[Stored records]
**********

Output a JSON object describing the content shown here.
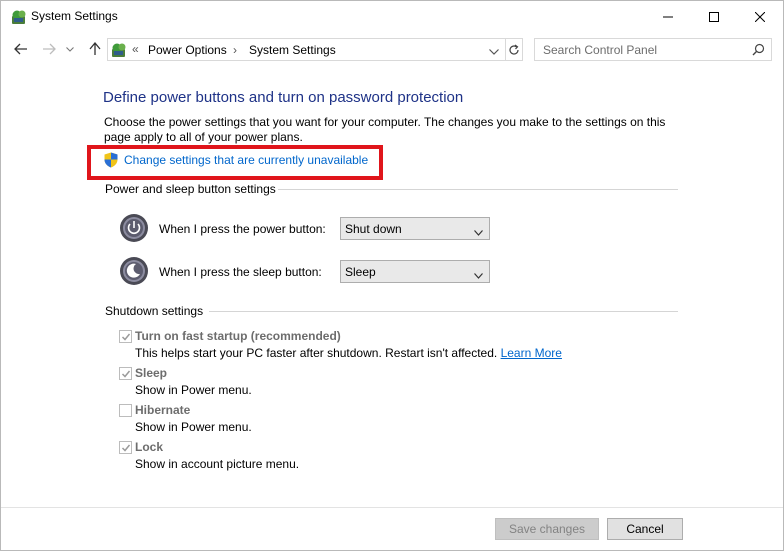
{
  "window": {
    "title": "System Settings",
    "icon": "control-panel-icon"
  },
  "titlebar_buttons": [
    "minimize-icon",
    "maximize-icon",
    "close-icon"
  ],
  "address_bar": {
    "separator": "«",
    "crumbs": [
      "Power Options",
      "System Settings"
    ],
    "crumb_separator": "›"
  },
  "search": {
    "placeholder": "Search Control Panel"
  },
  "page": {
    "heading": "Define power buttons and turn on password protection",
    "description": "Choose the power settings that you want for your computer. The changes you make to the settings on this page apply to all of your power plans.",
    "change_link": "Change settings that are currently unavailable"
  },
  "power_sleep": {
    "section_title": "Power and sleep button settings",
    "rows": [
      {
        "label": "When I press the power button:",
        "value": "Shut down",
        "icon": "power-button-icon"
      },
      {
        "label": "When I press the sleep button:",
        "value": "Sleep",
        "icon": "sleep-button-icon"
      }
    ]
  },
  "shutdown": {
    "section_title": "Shutdown settings",
    "options": [
      {
        "title": "Turn on fast startup (recommended)",
        "desc": "This helps start your PC faster after shutdown. Restart isn't affected.",
        "link": "Learn More",
        "checked": true
      },
      {
        "title": "Sleep",
        "desc": "Show in Power menu.",
        "checked": true
      },
      {
        "title": "Hibernate",
        "desc": "Show in Power menu.",
        "checked": false
      },
      {
        "title": "Lock",
        "desc": "Show in account picture menu.",
        "checked": true
      }
    ]
  },
  "footer": {
    "save_label": "Save changes",
    "cancel_label": "Cancel"
  },
  "colors": {
    "heading": "#1e3287",
    "link": "#0066cc",
    "highlight_border": "#e0151b"
  }
}
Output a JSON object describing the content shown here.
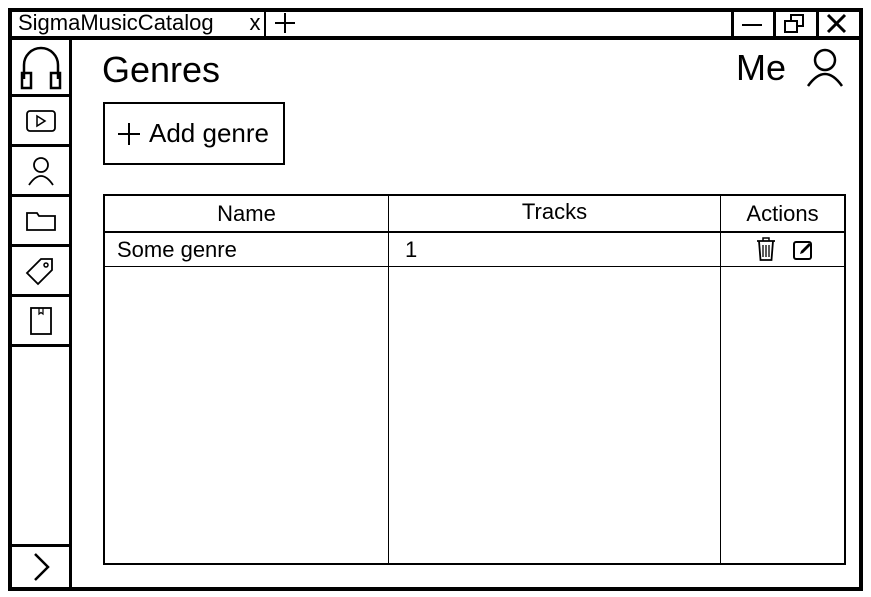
{
  "window": {
    "tab_title": "SigmaMusicCatalog",
    "tab_close_label": "x"
  },
  "header": {
    "title": "Genres",
    "user_name": "Me"
  },
  "sidebar": {
    "items": [
      {
        "icon": "headphones-icon"
      },
      {
        "icon": "play-icon"
      },
      {
        "icon": "user-icon"
      },
      {
        "icon": "folder-icon"
      },
      {
        "icon": "tag-icon"
      },
      {
        "icon": "book-icon"
      }
    ],
    "expand_icon": "chevron-right-icon"
  },
  "toolbar": {
    "add_label": "Add genre"
  },
  "table": {
    "columns": [
      "Name",
      "Tracks",
      "Actions"
    ],
    "rows": [
      {
        "name": "Some genre",
        "tracks": "1",
        "actions": [
          "delete-icon",
          "edit-icon"
        ]
      }
    ]
  }
}
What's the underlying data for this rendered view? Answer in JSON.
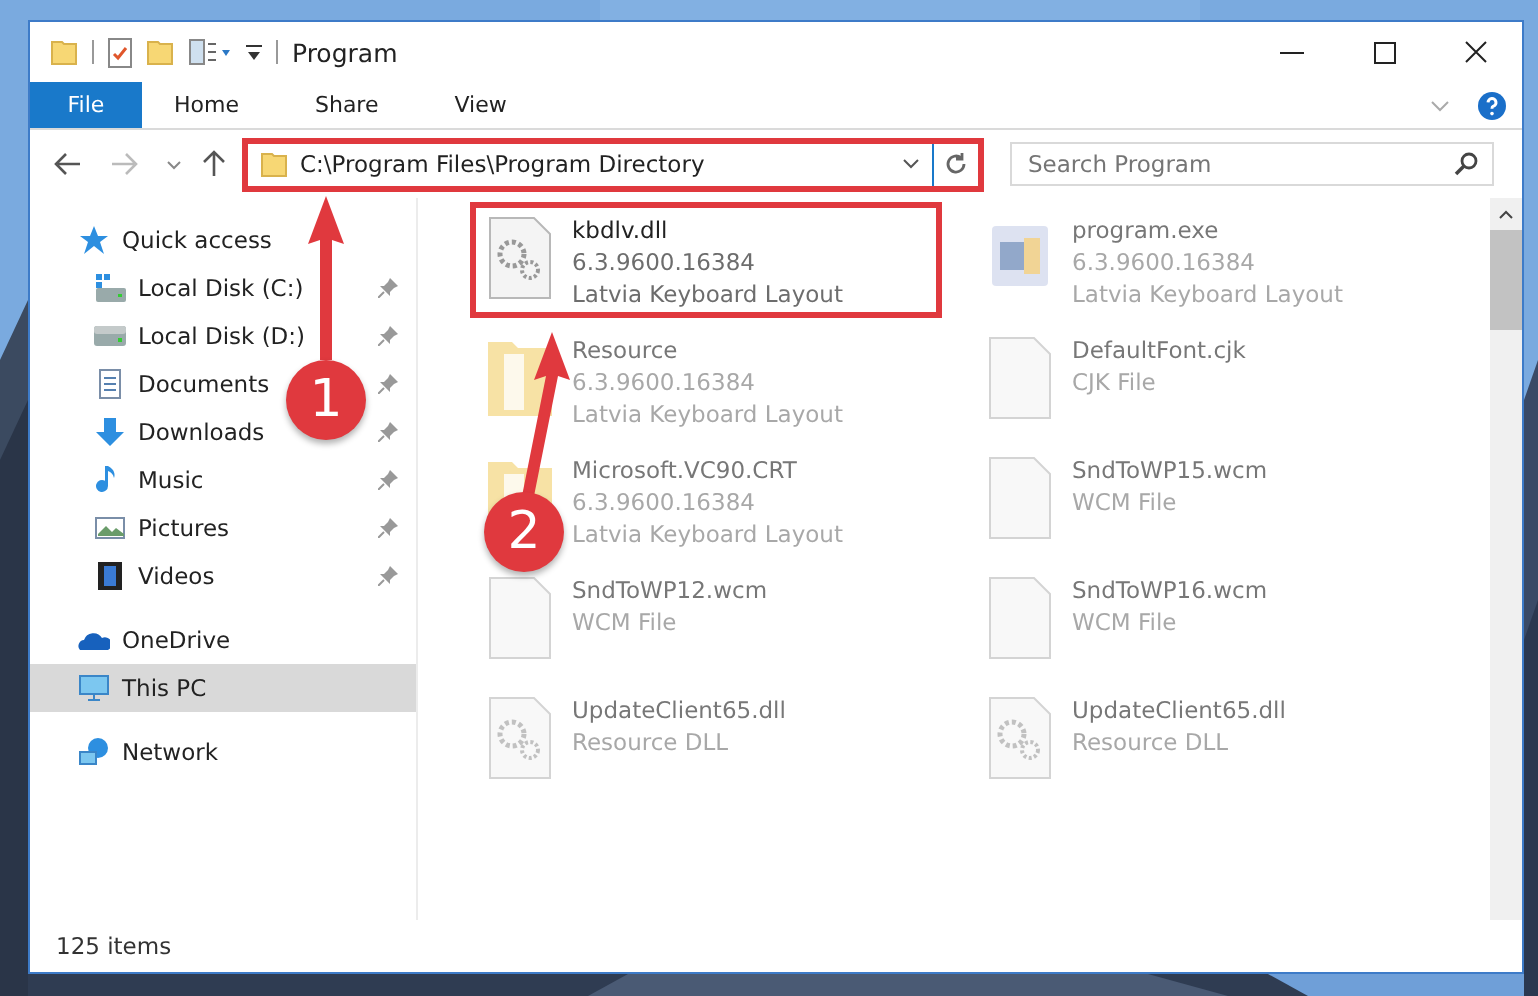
{
  "window": {
    "title": "Program"
  },
  "ribbon_tabs": [
    {
      "label": "File",
      "selected": true
    },
    {
      "label": "Home",
      "selected": false
    },
    {
      "label": "Share",
      "selected": false
    },
    {
      "label": "View",
      "selected": false
    }
  ],
  "address_bar": {
    "value": "C:\\Program Files\\Program Directory",
    "highlighted": true
  },
  "search": {
    "placeholder": "Search Program"
  },
  "sidebar": {
    "items": [
      {
        "label": "Quick access",
        "kind": "quick",
        "pinned": false,
        "selected": false,
        "children": [
          {
            "label": "Local Disk (C:)",
            "kind": "diskc",
            "pinned": true,
            "selected": false
          },
          {
            "label": "Local Disk (D:)",
            "kind": "disk",
            "pinned": true,
            "selected": false
          },
          {
            "label": "Documents",
            "kind": "documents",
            "pinned": true,
            "selected": false
          },
          {
            "label": "Downloads",
            "kind": "downloads",
            "pinned": true,
            "selected": false
          },
          {
            "label": "Music",
            "kind": "music",
            "pinned": true,
            "selected": false
          },
          {
            "label": "Pictures",
            "kind": "pictures",
            "pinned": true,
            "selected": false
          },
          {
            "label": "Videos",
            "kind": "videos",
            "pinned": true,
            "selected": false
          }
        ]
      },
      {
        "label": "OneDrive",
        "kind": "onedrive",
        "pinned": false,
        "selected": false
      },
      {
        "label": "This PC",
        "kind": "pc",
        "pinned": false,
        "selected": true
      },
      {
        "label": "Network",
        "kind": "network",
        "pinned": false,
        "selected": false
      }
    ]
  },
  "files": [
    {
      "name": "kbdlv.dll",
      "details": [
        "6.3.9600.16384",
        "Latvia Keyboard Layout"
      ],
      "kind": "dll",
      "blurred": false,
      "highlighted": true
    },
    {
      "name": "program.exe",
      "details": [
        "6.3.9600.16384",
        "Latvia Keyboard Layout"
      ],
      "kind": "exe",
      "blurred": true,
      "highlighted": false
    },
    {
      "name": "Resource",
      "details": [
        "6.3.9600.16384",
        "Latvia Keyboard Layout"
      ],
      "kind": "folder",
      "blurred": true,
      "highlighted": false
    },
    {
      "name": "DefaultFont.cjk",
      "details": [
        "CJK File"
      ],
      "kind": "file",
      "blurred": true,
      "highlighted": false
    },
    {
      "name": "Microsoft.VC90.CRT",
      "details": [
        "6.3.9600.16384",
        "Latvia Keyboard Layout"
      ],
      "kind": "folder",
      "blurred": true,
      "highlighted": false
    },
    {
      "name": "SndToWP15.wcm",
      "details": [
        "WCM File"
      ],
      "kind": "file",
      "blurred": true,
      "highlighted": false
    },
    {
      "name": "SndToWP12.wcm",
      "details": [
        "WCM File"
      ],
      "kind": "file",
      "blurred": true,
      "highlighted": false
    },
    {
      "name": "SndToWP16.wcm",
      "details": [
        "WCM File"
      ],
      "kind": "file",
      "blurred": true,
      "highlighted": false
    },
    {
      "name": "UpdateClient65.dll",
      "details": [
        "Resource DLL"
      ],
      "kind": "dll",
      "blurred": true,
      "highlighted": false
    },
    {
      "name": "UpdateClient65.dll",
      "details": [
        "Resource DLL"
      ],
      "kind": "dll",
      "blurred": true,
      "highlighted": false
    }
  ],
  "status_bar": {
    "item_count": "125 items"
  },
  "annotations": [
    {
      "number": "1"
    },
    {
      "number": "2"
    }
  ]
}
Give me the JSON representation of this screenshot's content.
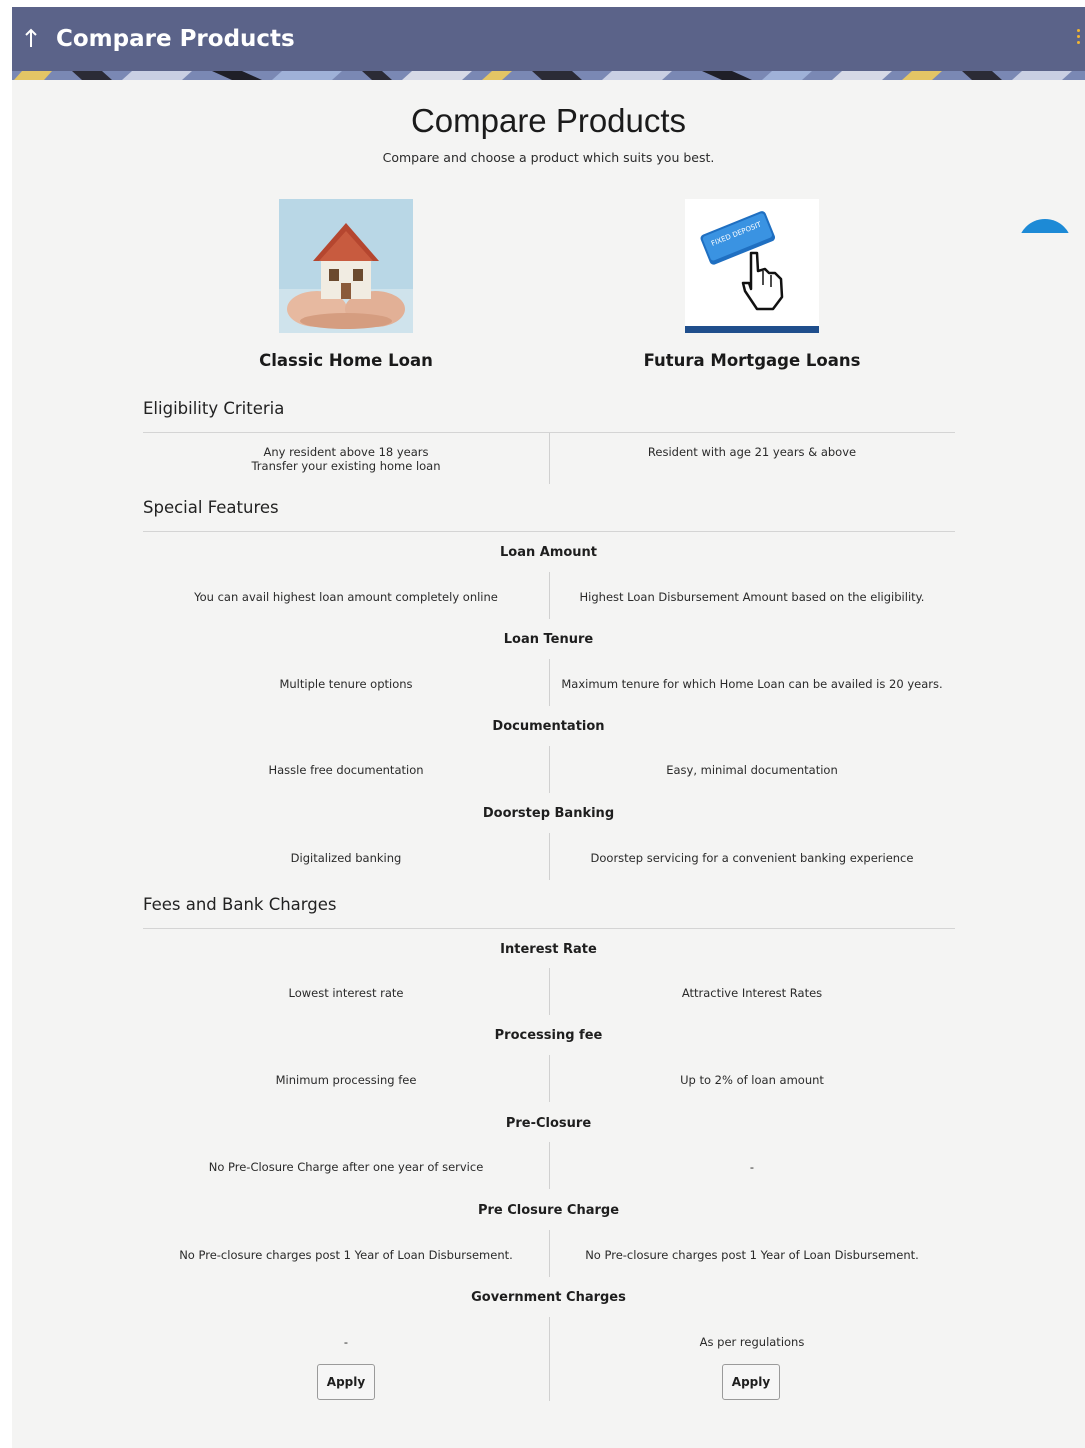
{
  "header": {
    "back_icon": "arrow-up-icon",
    "title": "Compare Products",
    "menu_icon": "vertical-dots-icon",
    "colors": {
      "bar": "#5b6389",
      "text": "#ffffff",
      "dots": "#f2b530"
    }
  },
  "main": {
    "title": "Compare Products",
    "subtitle": "Compare and choose a product which suits you best."
  },
  "products": [
    {
      "name": "Classic Home Loan",
      "image_icon": "house-in-hands-image",
      "apply_label": "Apply"
    },
    {
      "name": "Futura Mortgage Loans",
      "image_icon": "fixed-deposit-button-image",
      "image_text": "FIXED DEPOSIT",
      "apply_label": "Apply"
    }
  ],
  "sections": {
    "eligibility": {
      "title": "Eligibility Criteria",
      "left_lines": [
        "Any resident above 18 years",
        "Transfer your existing home loan"
      ],
      "right_lines": [
        "Resident with age 21 years & above"
      ]
    },
    "special_features": {
      "title": "Special Features",
      "rows": [
        {
          "name": "Loan Amount",
          "left": "You can avail highest loan amount completely online",
          "right": "Highest Loan Disbursement Amount based on the eligibility."
        },
        {
          "name": "Loan Tenure",
          "left": "Multiple tenure options",
          "right": "Maximum tenure for which Home Loan can be availed is 20 years."
        },
        {
          "name": "Documentation",
          "left": "Hassle free documentation",
          "right": "Easy, minimal documentation"
        },
        {
          "name": "Doorstep Banking",
          "left": "Digitalized banking",
          "right": "Doorstep servicing for a convenient banking experience"
        }
      ]
    },
    "fees": {
      "title": "Fees and Bank Charges",
      "rows": [
        {
          "name": "Interest Rate",
          "left": "Lowest interest rate",
          "right": "Attractive Interest Rates"
        },
        {
          "name": "Processing fee",
          "left": "Minimum processing fee",
          "right": "Up to 2% of loan amount"
        },
        {
          "name": "Pre-Closure",
          "left": "No Pre-Closure Charge after one year of service",
          "right": "-"
        },
        {
          "name": "Pre Closure Charge",
          "left": "No Pre-closure charges post 1 Year of Loan Disbursement.",
          "right": "No Pre-closure charges post 1 Year of Loan Disbursement."
        },
        {
          "name": "Government Charges",
          "left": "-",
          "right": "As per regulations"
        }
      ]
    }
  },
  "accent_color": "#1d8ad6"
}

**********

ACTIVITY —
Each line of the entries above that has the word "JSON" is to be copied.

RESULT OF THIS TASK —
Output a JSON object describing the content shown here.
Output a JSON object describing the content shown here.
What's the underlying data for this rendered view? Answer in JSON.
Give me the JSON representation of this screenshot's content.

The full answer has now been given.